(SOURCE DATA)
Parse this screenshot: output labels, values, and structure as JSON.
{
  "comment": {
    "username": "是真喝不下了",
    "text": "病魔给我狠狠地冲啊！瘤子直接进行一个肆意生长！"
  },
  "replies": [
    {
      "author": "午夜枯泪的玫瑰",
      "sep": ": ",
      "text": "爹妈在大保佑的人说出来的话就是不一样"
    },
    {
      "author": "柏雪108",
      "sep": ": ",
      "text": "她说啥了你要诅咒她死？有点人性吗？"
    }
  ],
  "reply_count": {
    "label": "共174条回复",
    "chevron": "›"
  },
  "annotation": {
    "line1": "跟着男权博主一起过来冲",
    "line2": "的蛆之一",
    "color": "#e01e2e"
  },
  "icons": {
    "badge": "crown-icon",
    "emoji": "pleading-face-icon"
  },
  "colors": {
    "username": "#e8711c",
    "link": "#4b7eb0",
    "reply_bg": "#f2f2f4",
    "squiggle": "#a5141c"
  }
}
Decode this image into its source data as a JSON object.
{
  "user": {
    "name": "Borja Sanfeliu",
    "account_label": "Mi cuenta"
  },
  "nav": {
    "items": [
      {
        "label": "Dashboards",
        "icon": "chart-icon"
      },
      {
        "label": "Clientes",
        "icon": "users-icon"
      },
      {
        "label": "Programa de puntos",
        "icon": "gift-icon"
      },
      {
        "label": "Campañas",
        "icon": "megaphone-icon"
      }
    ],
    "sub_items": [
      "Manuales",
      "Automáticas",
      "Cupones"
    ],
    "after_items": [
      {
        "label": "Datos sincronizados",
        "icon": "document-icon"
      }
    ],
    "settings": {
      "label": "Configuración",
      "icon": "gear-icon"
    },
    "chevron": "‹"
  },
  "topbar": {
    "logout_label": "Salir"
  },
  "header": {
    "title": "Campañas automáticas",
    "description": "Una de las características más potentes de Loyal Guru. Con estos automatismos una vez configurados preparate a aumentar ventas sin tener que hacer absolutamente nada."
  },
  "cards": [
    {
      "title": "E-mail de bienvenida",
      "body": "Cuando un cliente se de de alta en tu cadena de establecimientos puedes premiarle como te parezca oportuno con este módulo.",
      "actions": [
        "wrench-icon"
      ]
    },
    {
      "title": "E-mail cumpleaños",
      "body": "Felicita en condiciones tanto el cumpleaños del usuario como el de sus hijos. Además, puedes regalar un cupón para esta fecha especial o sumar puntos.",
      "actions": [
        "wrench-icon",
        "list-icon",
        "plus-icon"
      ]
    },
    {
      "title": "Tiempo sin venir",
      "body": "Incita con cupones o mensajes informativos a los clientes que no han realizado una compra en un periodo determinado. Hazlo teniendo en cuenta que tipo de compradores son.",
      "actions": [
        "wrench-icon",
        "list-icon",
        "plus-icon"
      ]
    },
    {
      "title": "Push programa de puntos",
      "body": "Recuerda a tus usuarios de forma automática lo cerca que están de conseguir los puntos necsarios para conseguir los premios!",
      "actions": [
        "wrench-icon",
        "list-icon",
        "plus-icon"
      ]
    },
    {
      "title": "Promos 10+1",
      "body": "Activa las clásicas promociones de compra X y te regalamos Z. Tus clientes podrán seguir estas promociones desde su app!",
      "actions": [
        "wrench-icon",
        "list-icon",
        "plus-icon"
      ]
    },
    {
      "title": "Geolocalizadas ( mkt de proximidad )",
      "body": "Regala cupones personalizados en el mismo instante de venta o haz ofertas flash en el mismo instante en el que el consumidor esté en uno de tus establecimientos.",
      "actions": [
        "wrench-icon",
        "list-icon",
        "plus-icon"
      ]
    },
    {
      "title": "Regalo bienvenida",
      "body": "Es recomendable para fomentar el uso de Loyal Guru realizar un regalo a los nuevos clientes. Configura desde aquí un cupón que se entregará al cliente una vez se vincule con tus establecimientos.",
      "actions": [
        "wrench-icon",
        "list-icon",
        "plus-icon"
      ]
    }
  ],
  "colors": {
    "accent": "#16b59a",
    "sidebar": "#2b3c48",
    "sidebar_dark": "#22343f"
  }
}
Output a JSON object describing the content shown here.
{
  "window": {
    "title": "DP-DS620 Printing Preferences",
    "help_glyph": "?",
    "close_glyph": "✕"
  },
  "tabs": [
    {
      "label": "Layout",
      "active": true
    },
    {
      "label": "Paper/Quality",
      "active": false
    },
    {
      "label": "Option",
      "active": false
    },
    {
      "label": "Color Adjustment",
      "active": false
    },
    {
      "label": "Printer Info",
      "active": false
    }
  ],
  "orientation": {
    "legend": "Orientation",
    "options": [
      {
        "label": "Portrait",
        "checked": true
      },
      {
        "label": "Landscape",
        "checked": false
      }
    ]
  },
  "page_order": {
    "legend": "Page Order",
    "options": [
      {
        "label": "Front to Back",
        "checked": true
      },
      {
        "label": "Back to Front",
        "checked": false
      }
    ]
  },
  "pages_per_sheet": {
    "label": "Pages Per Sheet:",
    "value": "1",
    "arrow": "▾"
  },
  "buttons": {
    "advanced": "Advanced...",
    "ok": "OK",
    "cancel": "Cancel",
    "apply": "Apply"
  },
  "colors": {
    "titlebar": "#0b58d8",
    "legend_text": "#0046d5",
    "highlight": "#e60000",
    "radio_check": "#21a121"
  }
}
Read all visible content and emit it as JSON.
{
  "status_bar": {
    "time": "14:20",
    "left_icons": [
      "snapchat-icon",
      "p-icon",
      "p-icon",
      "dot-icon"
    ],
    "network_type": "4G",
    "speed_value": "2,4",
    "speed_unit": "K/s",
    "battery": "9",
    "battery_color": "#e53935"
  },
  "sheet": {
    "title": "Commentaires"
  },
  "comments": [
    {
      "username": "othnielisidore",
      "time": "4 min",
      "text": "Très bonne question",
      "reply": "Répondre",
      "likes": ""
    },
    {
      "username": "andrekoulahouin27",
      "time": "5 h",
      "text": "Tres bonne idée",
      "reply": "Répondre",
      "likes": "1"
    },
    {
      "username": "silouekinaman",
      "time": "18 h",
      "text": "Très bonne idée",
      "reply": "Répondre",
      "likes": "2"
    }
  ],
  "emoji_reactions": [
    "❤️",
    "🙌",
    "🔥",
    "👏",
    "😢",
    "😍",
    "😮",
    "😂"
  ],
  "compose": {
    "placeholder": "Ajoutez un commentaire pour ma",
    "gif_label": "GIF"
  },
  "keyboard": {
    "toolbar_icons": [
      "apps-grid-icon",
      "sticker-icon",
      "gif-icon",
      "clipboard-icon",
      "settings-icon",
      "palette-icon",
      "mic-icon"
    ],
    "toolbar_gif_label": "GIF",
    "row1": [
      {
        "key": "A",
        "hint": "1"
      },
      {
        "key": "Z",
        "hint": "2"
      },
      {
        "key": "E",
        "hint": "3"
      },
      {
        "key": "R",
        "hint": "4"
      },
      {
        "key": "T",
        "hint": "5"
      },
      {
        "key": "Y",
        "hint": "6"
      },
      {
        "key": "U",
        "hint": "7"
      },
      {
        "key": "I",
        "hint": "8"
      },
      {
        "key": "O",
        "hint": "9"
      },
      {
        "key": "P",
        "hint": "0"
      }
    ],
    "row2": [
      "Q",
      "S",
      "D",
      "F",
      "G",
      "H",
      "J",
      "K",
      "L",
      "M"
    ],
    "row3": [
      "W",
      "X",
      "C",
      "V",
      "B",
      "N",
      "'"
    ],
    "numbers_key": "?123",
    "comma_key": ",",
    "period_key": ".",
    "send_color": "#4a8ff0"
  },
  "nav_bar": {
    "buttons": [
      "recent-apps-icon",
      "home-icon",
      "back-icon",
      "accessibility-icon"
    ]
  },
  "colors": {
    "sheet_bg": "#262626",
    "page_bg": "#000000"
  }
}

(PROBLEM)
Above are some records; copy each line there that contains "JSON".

(EXERCISE RESULT)
Parse this screenshot: output labels, values, and structure as JSON.
Decode this image into its source data as a JSON object.
Output a JSON object describing the content shown here.
Read all visible content and emit it as JSON.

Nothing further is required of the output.